*WORK TO COMPLETE*: Please reproduce every entry, keeping each one exact.

(Web page and app entries)
- Opening Delimiter -

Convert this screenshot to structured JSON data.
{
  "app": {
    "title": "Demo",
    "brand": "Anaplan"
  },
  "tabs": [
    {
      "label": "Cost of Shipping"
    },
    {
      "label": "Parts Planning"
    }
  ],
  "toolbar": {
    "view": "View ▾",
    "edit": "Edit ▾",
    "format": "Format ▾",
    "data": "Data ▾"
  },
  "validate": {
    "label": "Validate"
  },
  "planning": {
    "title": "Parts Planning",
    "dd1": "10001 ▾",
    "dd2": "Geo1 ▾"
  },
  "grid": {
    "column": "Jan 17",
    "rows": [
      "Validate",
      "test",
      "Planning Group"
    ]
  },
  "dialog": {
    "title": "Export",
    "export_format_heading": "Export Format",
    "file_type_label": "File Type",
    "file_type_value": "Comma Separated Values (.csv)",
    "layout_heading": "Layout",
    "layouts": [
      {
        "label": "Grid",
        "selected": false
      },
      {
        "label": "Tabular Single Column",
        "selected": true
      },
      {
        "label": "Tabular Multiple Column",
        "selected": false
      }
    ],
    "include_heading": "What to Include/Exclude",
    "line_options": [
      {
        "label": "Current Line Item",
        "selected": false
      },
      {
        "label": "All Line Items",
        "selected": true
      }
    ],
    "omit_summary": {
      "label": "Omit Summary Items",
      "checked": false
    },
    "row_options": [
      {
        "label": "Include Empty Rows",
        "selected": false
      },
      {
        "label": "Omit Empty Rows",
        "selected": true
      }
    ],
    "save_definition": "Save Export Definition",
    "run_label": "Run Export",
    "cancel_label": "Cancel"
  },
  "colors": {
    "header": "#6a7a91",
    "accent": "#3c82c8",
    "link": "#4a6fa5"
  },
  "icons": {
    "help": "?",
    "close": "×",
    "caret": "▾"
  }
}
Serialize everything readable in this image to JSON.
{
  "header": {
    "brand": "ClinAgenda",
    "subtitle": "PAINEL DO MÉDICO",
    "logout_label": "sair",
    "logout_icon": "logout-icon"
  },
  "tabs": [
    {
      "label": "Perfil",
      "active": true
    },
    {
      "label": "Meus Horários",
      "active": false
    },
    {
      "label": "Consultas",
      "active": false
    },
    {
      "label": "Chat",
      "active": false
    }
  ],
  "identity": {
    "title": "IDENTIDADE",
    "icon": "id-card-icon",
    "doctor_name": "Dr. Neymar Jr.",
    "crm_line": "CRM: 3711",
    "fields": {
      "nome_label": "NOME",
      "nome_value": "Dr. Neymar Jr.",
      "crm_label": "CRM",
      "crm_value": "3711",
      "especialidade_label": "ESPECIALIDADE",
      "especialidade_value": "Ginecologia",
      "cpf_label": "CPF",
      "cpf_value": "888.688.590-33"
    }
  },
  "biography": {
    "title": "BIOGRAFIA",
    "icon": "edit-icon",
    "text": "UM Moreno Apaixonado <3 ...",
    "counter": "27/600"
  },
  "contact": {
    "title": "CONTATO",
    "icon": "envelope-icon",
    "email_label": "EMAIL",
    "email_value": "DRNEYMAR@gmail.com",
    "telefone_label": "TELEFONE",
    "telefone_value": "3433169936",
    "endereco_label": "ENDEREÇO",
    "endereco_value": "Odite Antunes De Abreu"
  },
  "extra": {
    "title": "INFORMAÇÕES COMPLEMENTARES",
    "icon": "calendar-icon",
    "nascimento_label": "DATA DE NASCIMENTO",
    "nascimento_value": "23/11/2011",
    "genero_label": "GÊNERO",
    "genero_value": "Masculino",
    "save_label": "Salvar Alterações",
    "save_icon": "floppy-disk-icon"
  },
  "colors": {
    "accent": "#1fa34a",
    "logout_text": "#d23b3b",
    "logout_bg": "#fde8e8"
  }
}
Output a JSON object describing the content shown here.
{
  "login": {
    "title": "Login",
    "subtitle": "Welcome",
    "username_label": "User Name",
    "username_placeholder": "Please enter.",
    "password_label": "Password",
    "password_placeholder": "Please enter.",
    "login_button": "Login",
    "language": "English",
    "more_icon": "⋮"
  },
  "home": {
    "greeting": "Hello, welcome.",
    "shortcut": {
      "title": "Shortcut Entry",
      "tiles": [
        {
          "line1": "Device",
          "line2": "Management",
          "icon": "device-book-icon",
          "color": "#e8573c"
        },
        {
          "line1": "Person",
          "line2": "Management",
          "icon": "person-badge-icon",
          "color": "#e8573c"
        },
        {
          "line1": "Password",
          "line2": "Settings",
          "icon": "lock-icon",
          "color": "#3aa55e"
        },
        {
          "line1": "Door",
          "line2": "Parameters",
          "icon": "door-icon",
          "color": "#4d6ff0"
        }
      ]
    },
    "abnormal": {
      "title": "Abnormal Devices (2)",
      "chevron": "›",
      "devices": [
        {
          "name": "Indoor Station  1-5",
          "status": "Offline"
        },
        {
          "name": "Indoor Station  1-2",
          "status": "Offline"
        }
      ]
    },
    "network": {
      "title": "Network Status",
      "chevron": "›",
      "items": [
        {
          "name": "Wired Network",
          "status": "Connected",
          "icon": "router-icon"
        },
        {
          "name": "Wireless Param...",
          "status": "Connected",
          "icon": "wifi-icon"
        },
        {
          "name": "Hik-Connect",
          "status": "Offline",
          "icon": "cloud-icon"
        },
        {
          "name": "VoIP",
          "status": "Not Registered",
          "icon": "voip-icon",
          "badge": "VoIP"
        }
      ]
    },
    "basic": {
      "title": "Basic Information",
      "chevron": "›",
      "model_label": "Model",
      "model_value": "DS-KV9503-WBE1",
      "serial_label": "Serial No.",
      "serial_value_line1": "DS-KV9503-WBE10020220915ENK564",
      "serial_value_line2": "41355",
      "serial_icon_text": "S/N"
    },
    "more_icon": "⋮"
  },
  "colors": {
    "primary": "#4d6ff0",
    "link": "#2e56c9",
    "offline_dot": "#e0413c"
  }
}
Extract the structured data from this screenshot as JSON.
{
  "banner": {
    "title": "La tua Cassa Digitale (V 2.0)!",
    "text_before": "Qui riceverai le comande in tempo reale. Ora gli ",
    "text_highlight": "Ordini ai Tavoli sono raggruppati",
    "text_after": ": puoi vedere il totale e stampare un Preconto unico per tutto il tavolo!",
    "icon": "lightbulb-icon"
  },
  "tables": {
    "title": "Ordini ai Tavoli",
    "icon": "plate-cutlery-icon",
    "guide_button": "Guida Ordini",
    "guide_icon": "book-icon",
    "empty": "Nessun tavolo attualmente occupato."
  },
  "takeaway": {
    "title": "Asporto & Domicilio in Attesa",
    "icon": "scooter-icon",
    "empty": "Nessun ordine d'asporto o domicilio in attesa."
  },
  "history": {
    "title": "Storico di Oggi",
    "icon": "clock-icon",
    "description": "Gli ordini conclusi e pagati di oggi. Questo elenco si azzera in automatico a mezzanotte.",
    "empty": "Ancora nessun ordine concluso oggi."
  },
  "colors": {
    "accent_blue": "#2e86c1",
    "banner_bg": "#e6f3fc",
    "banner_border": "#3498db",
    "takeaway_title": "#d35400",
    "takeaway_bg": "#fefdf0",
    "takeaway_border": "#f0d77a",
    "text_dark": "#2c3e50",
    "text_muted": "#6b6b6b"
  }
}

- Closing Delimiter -

*OUTPUT OF THE EXERCISE*:
Convert this screenshot to structured JSON data.
{
  "app": {
    "title": "Demo",
    "brand": "Anaplan"
  },
  "tabs": [
    {
      "label": "Cost of Shipping"
    },
    {
      "label": "Parts Planning"
    }
  ],
  "toolbar": {
    "view": "View ▾",
    "edit": "Edit ▾",
    "format": "Format ▾",
    "data": "Data ▾"
  },
  "validate": {
    "label": "Validate"
  },
  "planning": {
    "title": "Parts Planning",
    "dd1": "10001 ▾",
    "dd2": "Geo1 ▾"
  },
  "grid": {
    "column": "Jan 17",
    "rows": [
      "Validate",
      "test",
      "Planning Group"
    ]
  },
  "dialog": {
    "title": "Export",
    "export_format_heading": "Export Format",
    "file_type_label": "File Type",
    "file_type_value": "Comma Separated Values (.csv)",
    "layout_heading": "Layout",
    "layouts": [
      {
        "label": "Grid",
        "selected": false
      },
      {
        "label": "Tabular Single Column",
        "selected": true
      },
      {
        "label": "Tabular Multiple Column",
        "selected": false
      }
    ],
    "include_heading": "What to Include/Exclude",
    "line_options": [
      {
        "label": "Current Line Item",
        "selected": false
      },
      {
        "label": "All Line Items",
        "selected": true
      }
    ],
    "omit_summary": {
      "label": "Omit Summary Items",
      "checked": false
    },
    "row_options": [
      {
        "label": "Include Empty Rows",
        "selected": false
      },
      {
        "label": "Omit Empty Rows",
        "selected": true
      }
    ],
    "save_definition": "Save Export Definition",
    "run_label": "Run Export",
    "cancel_label": "Cancel"
  },
  "colors": {
    "header": "#6a7a91",
    "accent": "#3c82c8",
    "link": "#4a6fa5"
  },
  "icons": {
    "help": "?",
    "close": "×",
    "caret": "▾"
  }
}
Serialize everything readable in this image to JSON.
{
  "header": {
    "brand": "ClinAgenda",
    "subtitle": "PAINEL DO MÉDICO",
    "logout_label": "sair",
    "logout_icon": "logout-icon"
  },
  "tabs": [
    {
      "label": "Perfil",
      "active": true
    },
    {
      "label": "Meus Horários",
      "active": false
    },
    {
      "label": "Consultas",
      "active": false
    },
    {
      "label": "Chat",
      "active": false
    }
  ],
  "identity": {
    "title": "IDENTIDADE",
    "icon": "id-card-icon",
    "doctor_name": "Dr. Neymar Jr.",
    "crm_line": "CRM: 3711",
    "fields": {
      "nome_label": "NOME",
      "nome_value": "Dr. Neymar Jr.",
      "crm_label": "CRM",
      "crm_value": "3711",
      "especialidade_label": "ESPECIALIDADE",
      "especialidade_value": "Ginecologia",
      "cpf_label": "CPF",
      "cpf_value": "888.688.590-33"
    }
  },
  "biography": {
    "title": "BIOGRAFIA",
    "icon": "edit-icon",
    "text": "UM Moreno Apaixonado <3 ...",
    "counter": "27/600"
  },
  "contact": {
    "title": "CONTATO",
    "icon": "envelope-icon",
    "email_label": "EMAIL",
    "email_value": "DRNEYMAR@gmail.com",
    "telefone_label": "TELEFONE",
    "telefone_value": "3433169936",
    "endereco_label": "ENDEREÇO",
    "endereco_value": "Odite Antunes De Abreu"
  },
  "extra": {
    "title": "INFORMAÇÕES COMPLEMENTARES",
    "icon": "calendar-icon",
    "nascimento_label": "DATA DE NASCIMENTO",
    "nascimento_value": "23/11/2011",
    "genero_label": "GÊNERO",
    "genero_value": "Masculino",
    "save_label": "Salvar Alterações",
    "save_icon": "floppy-disk-icon"
  },
  "colors": {
    "accent": "#1fa34a",
    "logout_text": "#d23b3b",
    "logout_bg": "#fde8e8"
  }
}
Output a JSON object describing the content shown here.
{
  "login": {
    "title": "Login",
    "subtitle": "Welcome",
    "username_label": "User Name",
    "username_placeholder": "Please enter.",
    "password_label": "Password",
    "password_placeholder": "Please enter.",
    "login_button": "Login",
    "language": "English",
    "more_icon": "⋮"
  },
  "home": {
    "greeting": "Hello, welcome.",
    "shortcut": {
      "title": "Shortcut Entry",
      "tiles": [
        {
          "line1": "Device",
          "line2": "Management",
          "icon": "device-book-icon",
          "color": "#e8573c"
        },
        {
          "line1": "Person",
          "line2": "Management",
          "icon": "person-badge-icon",
          "color": "#e8573c"
        },
        {
          "line1": "Password",
          "line2": "Settings",
          "icon": "lock-icon",
          "color": "#3aa55e"
        },
        {
          "line1": "Door",
          "line2": "Parameters",
          "icon": "door-icon",
          "color": "#4d6ff0"
        }
      ]
    },
    "abnormal": {
      "title": "Abnormal Devices (2)",
      "chevron": "›",
      "devices": [
        {
          "name": "Indoor Station  1-5",
          "status": "Offline"
        },
        {
          "name": "Indoor Station  1-2",
          "status": "Offline"
        }
      ]
    },
    "network": {
      "title": "Network Status",
      "chevron": "›",
      "items": [
        {
          "name": "Wired Network",
          "status": "Connected",
          "icon": "router-icon"
        },
        {
          "name": "Wireless Param...",
          "status": "Connected",
          "icon": "wifi-icon"
        },
        {
          "name": "Hik-Connect",
          "status": "Offline",
          "icon": "cloud-icon"
        },
        {
          "name": "VoIP",
          "status": "Not Registered",
          "icon": "voip-icon",
          "badge": "VoIP"
        }
      ]
    },
    "basic": {
      "title": "Basic Information",
      "chevron": "›",
      "model_label": "Model",
      "model_value": "DS-KV9503-WBE1",
      "serial_label": "Serial No.",
      "serial_value_line1": "DS-KV9503-WBE10020220915ENK564",
      "serial_value_line2": "41355",
      "serial_icon_text": "S/N"
    },
    "more_icon": "⋮"
  },
  "colors": {
    "primary": "#4d6ff0",
    "link": "#2e56c9",
    "offline_dot": "#e0413c"
  }
}
Extract the structured data from this screenshot as JSON.
{
  "banner": {
    "title": "La tua Cassa Digitale (V 2.0)!",
    "text_before": "Qui riceverai le comande in tempo reale. Ora gli ",
    "text_highlight": "Ordini ai Tavoli sono raggruppati",
    "text_after": ": puoi vedere il totale e stampare un Preconto unico per tutto il tavolo!",
    "icon": "lightbulb-icon"
  },
  "tables": {
    "title": "Ordini ai Tavoli",
    "icon": "plate-cutlery-icon",
    "guide_button": "Guida Ordini",
    "guide_icon": "book-icon",
    "empty": "Nessun tavolo attualmente occupato."
  },
  "takeaway": {
    "title": "Asporto & Domicilio in Attesa",
    "icon": "scooter-icon",
    "empty": "Nessun ordine d'asporto o domicilio in attesa."
  },
  "history": {
    "title": "Storico di Oggi",
    "icon": "clock-icon",
    "description": "Gli ordini conclusi e pagati di oggi. Questo elenco si azzera in automatico a mezzanotte.",
    "empty": "Ancora nessun ordine concluso oggi."
  },
  "colors": {
    "accent_blue": "#2e86c1",
    "banner_bg": "#e6f3fc",
    "banner_border": "#3498db",
    "takeaway_title": "#d35400",
    "takeaway_bg": "#fefdf0",
    "takeaway_border": "#f0d77a",
    "text_dark": "#2c3e50",
    "text_muted": "#6b6b6b"
  }
}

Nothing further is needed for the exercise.